Full-field digital X-ray transfers images to a computer so they can be electronically enhanced. Digital X-ray allows the radiologist to focus on areas of concern, which enhances readability and interpretations of the images.
The benefit of Digital X-rays over traditional X-rays include:
- Fast acquisition of images – A Digital X-Ray takes only a matter of seconds without using film and with fewer retakes of images
- Improved patient care through better image quality
- Requires less radiation per exposure to produce a higher quality x-ray
- The images are easily stored for future reference
- Digital X-Rays can be viewed as a two dimensional image
Fluoroscopy is an imaging tool that enables physicians to look at many body systems, including the skeletal, digestive, urinary, respiratory, and reproductive systems.
It is a study of moving body structures and uses x-ray to produce real-time video images – similar to an X-ray “movie”. A continuous X-ray beam is passed through the body part being examined. The beam is transmitted to a TV-like monitor so that the body part and its motion can be seen in detail.
Bone density measurement is a safe, non-invasive, and painless test which can play an important role in the early diagnosis of osteoporosis.

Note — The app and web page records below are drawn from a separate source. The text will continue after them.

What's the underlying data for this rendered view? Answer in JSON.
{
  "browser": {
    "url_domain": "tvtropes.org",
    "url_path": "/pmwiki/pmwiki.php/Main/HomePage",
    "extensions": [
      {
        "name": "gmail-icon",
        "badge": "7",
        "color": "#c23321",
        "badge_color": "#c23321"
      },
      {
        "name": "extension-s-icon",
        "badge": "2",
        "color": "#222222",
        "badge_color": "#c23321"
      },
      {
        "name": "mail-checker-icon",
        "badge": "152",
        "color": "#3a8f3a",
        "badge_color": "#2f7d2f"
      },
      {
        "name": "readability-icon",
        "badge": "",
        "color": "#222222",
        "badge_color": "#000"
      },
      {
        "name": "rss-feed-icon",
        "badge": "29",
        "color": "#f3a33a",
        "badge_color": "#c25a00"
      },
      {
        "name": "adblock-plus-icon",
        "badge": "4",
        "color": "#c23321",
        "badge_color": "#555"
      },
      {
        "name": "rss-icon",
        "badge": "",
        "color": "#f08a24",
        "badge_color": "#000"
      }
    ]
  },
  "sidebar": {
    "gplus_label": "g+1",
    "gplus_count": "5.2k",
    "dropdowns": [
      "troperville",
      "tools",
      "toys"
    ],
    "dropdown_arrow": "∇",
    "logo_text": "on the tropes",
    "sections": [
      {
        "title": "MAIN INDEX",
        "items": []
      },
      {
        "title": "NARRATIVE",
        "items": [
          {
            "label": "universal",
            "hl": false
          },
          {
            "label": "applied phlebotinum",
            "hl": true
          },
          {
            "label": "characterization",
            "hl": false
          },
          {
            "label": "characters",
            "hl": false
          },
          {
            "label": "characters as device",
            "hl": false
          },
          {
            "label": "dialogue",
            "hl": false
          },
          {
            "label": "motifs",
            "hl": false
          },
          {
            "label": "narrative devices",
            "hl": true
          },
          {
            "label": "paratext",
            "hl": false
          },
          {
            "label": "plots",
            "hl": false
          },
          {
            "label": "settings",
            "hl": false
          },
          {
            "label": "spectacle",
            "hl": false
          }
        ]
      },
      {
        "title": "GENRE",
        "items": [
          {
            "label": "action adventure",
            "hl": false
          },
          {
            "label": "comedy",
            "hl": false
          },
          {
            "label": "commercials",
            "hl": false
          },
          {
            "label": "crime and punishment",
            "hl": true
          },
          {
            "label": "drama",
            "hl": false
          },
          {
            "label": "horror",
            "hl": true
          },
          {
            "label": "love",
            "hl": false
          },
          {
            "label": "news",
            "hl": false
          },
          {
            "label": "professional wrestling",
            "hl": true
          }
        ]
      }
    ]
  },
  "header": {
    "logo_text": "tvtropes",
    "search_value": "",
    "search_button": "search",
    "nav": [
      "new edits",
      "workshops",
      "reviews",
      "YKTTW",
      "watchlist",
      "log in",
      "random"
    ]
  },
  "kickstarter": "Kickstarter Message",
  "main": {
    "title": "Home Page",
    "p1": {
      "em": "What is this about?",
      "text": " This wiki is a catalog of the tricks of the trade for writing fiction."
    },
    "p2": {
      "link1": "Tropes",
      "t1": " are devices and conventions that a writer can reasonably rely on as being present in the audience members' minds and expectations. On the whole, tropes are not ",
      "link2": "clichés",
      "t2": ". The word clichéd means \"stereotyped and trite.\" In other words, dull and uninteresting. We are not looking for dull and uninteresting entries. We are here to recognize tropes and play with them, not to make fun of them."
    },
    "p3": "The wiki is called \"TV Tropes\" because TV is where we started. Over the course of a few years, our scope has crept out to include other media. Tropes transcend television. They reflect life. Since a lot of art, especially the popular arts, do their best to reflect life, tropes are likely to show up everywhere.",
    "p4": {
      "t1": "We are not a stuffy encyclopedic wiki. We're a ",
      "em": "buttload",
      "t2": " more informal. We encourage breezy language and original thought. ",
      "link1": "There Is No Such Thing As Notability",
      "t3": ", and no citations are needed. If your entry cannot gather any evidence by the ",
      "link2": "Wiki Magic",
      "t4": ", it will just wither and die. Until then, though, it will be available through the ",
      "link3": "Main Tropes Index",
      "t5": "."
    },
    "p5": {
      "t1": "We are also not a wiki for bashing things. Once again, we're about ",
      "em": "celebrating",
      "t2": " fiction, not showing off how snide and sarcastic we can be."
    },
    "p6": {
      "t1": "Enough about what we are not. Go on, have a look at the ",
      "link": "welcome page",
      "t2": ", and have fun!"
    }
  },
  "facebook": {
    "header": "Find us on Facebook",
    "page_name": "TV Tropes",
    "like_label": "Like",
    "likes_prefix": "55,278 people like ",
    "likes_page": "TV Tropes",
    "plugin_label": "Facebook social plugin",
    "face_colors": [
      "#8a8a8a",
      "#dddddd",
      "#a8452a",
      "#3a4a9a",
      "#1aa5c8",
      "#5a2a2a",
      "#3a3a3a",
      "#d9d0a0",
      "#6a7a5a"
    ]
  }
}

Bone densitometry accurately measures the density of the spine, hip, and other bones that are most frequent fracture sites associated with osteoporosis.

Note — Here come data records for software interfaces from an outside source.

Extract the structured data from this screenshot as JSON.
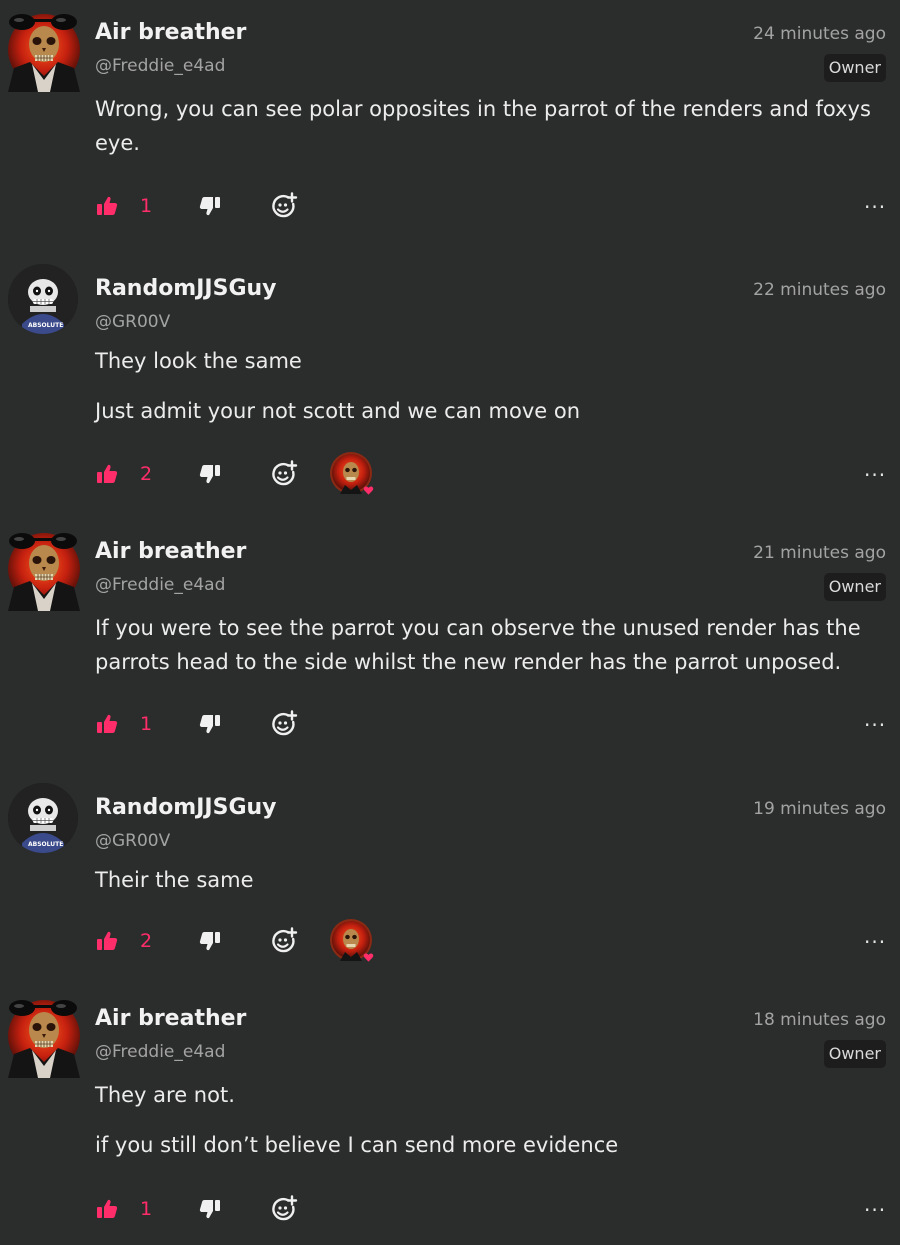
{
  "colors": {
    "background": "#2b2d2c",
    "accent_pink": "#ff2d6a",
    "muted_text": "#a3a3a3",
    "badge_bg": "#1c1d1c"
  },
  "icons": {
    "like": "thumbs-up-icon",
    "dislike": "thumbs-down-icon",
    "react": "add-reaction-icon",
    "more": "more-options-icon"
  },
  "comments": [
    {
      "username": "Air breather",
      "handle": "@Freddie_e4ad",
      "time": "24 minutes ago",
      "badge": "Owner",
      "paragraphs": [
        "Wrong, you can see polar opposites in the parrot of the renders and foxys eye."
      ],
      "likes": "1",
      "more": "..."
    },
    {
      "username": "RandomJJSGuy",
      "handle": "@GR00V",
      "time": "22 minutes ago",
      "avatar_caption": "ABSOLUTE",
      "paragraphs": [
        "They look the same",
        "Just admit your not scott and we can move on"
      ],
      "likes": "2",
      "more": "..."
    },
    {
      "username": "Air breather",
      "handle": "@Freddie_e4ad",
      "time": "21 minutes ago",
      "badge": "Owner",
      "paragraphs": [
        "If you were to see the parrot you can observe the unused render has the parrots head to the side whilst the new render has the parrot unposed."
      ],
      "likes": "1",
      "more": "..."
    },
    {
      "username": "RandomJJSGuy",
      "handle": "@GR00V",
      "time": "19 minutes ago",
      "avatar_caption": "ABSOLUTE",
      "paragraphs": [
        "Their the same"
      ],
      "likes": "2",
      "more": "..."
    },
    {
      "username": "Air breather",
      "handle": "@Freddie_e4ad",
      "time": "18 minutes ago",
      "badge": "Owner",
      "paragraphs": [
        "They are not.",
        "if you still don’t believe I can send more evidence"
      ],
      "likes": "1",
      "more": "..."
    }
  ]
}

Evaluating bone density using conventional X-ray techniques won't reveal a problem until a person has lost at least 30% of his or her bone mass. Now, in a matter of minutes, physicians can get an accurate picture of a person's bone density early enough in the disease to make a real difference in treatment and outcome.